Early this morning, National Geographic Sea Lion continued her journey north, heading towards our morning destination of Pavlof Harbor. Located on the northern end of Chichagof Island, this sheltered anchorage at the entrance of Freshwater Bay, a much larger inlet that cuts deeply into Chichagof Island, has been historically important to Native and non-native peoples for many generations. The Tlingit from Angoon used this site as a summer campsite. Families spent the summer and fall harvesting from the land and sea, building up supplies for the winter. These traditions have been active among the Angoon Tlingit for thousands of years.
Non-native people used this site for its easy access to freshwater and to trade with the Tlingit for furs and food supplies. Pavlof Harbor was originally called Gavan Pavlof, named by Russian fur traders in 1849.
We spent the morning exploring by both land and sea. Groups were divided, and as some people went out to kayak, others headed into the forest to explore the fortress of the brown bear! Chichagof Island is part of a group of islands known as the ABC islands, famous for the size of their brown bear populations. Bears spend time here at Pavlof because of the small river and waterfall that accesses a small lake. Three species of salmon use these waters for spawning. This draws many people who visit to see bears, salmon, and the unique environment in the rich temperate rainforests of Alaska, which is created through cooperation and the sharing of resources.

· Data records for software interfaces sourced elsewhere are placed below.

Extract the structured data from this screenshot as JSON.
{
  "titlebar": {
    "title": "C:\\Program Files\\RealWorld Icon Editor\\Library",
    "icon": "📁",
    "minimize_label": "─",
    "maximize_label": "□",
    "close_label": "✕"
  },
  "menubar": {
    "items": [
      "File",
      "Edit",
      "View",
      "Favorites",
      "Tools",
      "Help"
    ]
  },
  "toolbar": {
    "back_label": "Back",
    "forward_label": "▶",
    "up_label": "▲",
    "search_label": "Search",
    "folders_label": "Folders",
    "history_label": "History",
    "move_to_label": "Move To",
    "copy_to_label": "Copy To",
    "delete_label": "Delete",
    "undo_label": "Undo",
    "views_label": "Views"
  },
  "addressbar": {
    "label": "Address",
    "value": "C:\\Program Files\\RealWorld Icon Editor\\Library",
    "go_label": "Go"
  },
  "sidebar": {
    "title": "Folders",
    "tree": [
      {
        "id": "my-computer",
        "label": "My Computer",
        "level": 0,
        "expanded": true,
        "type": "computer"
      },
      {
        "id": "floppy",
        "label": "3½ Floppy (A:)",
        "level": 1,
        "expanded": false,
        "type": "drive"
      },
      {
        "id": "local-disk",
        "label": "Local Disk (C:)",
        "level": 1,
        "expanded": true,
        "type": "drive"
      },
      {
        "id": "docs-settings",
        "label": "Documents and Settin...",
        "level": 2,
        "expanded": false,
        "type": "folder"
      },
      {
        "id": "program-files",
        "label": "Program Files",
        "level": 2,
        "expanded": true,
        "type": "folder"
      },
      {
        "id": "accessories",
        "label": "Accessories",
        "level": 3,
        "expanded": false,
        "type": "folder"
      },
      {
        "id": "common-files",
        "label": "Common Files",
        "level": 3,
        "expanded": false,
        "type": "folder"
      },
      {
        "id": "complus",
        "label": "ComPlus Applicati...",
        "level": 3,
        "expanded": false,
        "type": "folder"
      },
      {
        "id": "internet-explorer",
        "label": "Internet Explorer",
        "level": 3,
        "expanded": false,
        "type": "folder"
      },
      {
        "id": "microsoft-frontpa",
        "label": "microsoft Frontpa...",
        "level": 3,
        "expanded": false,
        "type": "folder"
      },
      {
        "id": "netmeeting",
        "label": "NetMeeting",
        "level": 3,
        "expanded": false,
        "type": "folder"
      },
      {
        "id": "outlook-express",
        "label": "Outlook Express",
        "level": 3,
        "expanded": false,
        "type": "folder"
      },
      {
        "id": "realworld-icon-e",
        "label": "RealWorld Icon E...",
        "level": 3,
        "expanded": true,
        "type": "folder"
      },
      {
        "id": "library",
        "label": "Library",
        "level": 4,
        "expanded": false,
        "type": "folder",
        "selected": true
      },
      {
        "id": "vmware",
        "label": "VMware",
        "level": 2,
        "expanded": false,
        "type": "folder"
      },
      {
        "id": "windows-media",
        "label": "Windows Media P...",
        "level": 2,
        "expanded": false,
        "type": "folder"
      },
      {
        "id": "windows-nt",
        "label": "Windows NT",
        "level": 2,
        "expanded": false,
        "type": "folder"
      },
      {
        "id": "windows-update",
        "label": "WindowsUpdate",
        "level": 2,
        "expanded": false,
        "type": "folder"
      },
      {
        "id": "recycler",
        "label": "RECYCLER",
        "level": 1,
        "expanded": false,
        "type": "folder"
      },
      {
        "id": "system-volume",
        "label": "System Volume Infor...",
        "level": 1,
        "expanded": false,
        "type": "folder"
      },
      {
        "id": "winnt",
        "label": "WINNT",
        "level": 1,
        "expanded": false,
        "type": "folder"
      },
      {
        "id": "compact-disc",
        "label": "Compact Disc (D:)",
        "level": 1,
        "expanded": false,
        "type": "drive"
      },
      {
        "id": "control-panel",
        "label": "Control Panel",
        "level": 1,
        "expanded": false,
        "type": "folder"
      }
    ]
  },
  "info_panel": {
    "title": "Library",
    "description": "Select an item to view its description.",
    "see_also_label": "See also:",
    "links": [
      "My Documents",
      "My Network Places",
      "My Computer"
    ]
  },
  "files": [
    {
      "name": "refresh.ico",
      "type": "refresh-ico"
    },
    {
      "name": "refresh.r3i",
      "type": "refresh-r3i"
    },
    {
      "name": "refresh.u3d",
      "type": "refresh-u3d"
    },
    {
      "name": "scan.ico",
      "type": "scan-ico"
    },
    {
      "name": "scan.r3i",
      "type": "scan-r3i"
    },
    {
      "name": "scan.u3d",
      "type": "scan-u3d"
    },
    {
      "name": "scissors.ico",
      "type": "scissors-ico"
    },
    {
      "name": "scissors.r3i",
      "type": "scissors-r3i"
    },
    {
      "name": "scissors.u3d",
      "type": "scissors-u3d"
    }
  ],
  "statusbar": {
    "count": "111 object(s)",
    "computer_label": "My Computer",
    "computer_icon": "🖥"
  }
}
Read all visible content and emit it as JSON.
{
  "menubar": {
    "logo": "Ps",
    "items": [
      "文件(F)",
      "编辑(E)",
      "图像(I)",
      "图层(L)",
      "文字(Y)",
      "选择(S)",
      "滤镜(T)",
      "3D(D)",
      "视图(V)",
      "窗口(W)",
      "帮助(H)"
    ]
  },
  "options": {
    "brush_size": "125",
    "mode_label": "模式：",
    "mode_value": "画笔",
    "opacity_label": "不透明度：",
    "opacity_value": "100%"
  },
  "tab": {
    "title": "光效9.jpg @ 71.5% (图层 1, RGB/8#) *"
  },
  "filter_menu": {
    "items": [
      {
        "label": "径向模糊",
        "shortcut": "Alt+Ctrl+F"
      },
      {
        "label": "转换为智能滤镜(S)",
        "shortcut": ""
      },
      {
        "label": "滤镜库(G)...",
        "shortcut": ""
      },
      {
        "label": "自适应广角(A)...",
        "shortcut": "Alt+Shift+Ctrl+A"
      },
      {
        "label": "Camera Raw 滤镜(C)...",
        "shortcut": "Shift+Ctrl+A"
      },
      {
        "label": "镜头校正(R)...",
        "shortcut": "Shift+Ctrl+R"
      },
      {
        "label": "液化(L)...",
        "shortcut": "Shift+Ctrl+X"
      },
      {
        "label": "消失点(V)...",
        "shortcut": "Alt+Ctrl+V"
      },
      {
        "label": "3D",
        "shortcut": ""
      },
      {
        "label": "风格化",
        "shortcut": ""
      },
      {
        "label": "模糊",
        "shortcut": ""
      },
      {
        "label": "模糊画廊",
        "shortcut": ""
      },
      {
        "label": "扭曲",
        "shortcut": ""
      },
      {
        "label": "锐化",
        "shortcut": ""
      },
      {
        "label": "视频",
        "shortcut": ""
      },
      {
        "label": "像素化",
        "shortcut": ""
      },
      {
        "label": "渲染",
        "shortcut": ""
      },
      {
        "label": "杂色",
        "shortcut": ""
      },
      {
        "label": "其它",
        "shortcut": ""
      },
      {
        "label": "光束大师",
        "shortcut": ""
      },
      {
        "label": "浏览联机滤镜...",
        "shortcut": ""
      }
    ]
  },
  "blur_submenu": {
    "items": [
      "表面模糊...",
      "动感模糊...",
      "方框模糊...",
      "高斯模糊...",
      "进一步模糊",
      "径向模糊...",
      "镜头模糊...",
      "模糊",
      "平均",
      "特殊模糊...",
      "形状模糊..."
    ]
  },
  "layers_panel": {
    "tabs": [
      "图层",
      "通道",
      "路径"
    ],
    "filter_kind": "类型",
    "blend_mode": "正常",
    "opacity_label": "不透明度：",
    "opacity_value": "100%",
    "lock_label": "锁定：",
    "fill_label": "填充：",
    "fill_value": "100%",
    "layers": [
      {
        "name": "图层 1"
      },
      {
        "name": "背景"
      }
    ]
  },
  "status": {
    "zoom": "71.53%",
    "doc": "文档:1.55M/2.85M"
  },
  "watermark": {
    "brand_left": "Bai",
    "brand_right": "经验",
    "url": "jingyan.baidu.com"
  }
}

Leaving the beach behind, we dipped under the canopy of Sitka alders, western hemlocks, and Sitka spruces into a quiet, shaded landscape covered by diverse and unusual shrubs and plants. Very little rain has come to Southeast Alaska during this early summer. As we were wrapped in the soft greens of the rainforest, tiny spots of color began to show…many, many strands of spotted coralroot. This unusual orchid, a saprophyte, decorated the forest floor. Coralroot orchids are nearly leafless and primarily live on dead organic matter and the roots of other plants with the help of mycorrhizal fungi.
While half of our group explored the forest, the other half jumped into kayaks and explored the shoreline of Pavlof Harbor. Halfway through the morning, our groups changed from sea to land activities and vice versa. Each group took time to explore. Just before lunch, we all returned to National Geographic Sea Lion to enjoy our midday meal. After lunch, the staff and bridge crew began a serious lookout for whales! By late afternoon, we were all called to the bow after a group of humpback whale blows were spotted. For the next two hours, we watched humpback whales as they engaged in bubble net (or cooperative) feeding! In a small area of water, we followed back and forth as the whales surfaced, breathed, and dove….just over three minutes later, they all surfaced with mouths agape, taking in large quantities of water and small schooling fish. It was a magnificent sight seen in few places on the planet. It was a gorgeous afternoon with sunshine, light breezes, and humpback whales working hard for a daily meal in their summer habitat!
As the afternoon passed to early evening, we gathered in the lounge for cocktails and hors d’oeuvres. Our staff began our first recap, a Lindblad tradition each evening during cocktail hour. As the first staff member began her talk, we saw the expedition leader step to the phone behind the bar. Moments later, the announcement was made, “Killer whales off the bow!” The entire lounge emptied as everyone made their way outside for a rare sighting of killer whales. What a first day, and there is still so much more to explore in a place where the forests and mountains fall directly into the sea, and the summer sun gives us at least 19 hours of light each day. Who knows what surprises and gifts from the natural world will grace our paths as we continue our journey?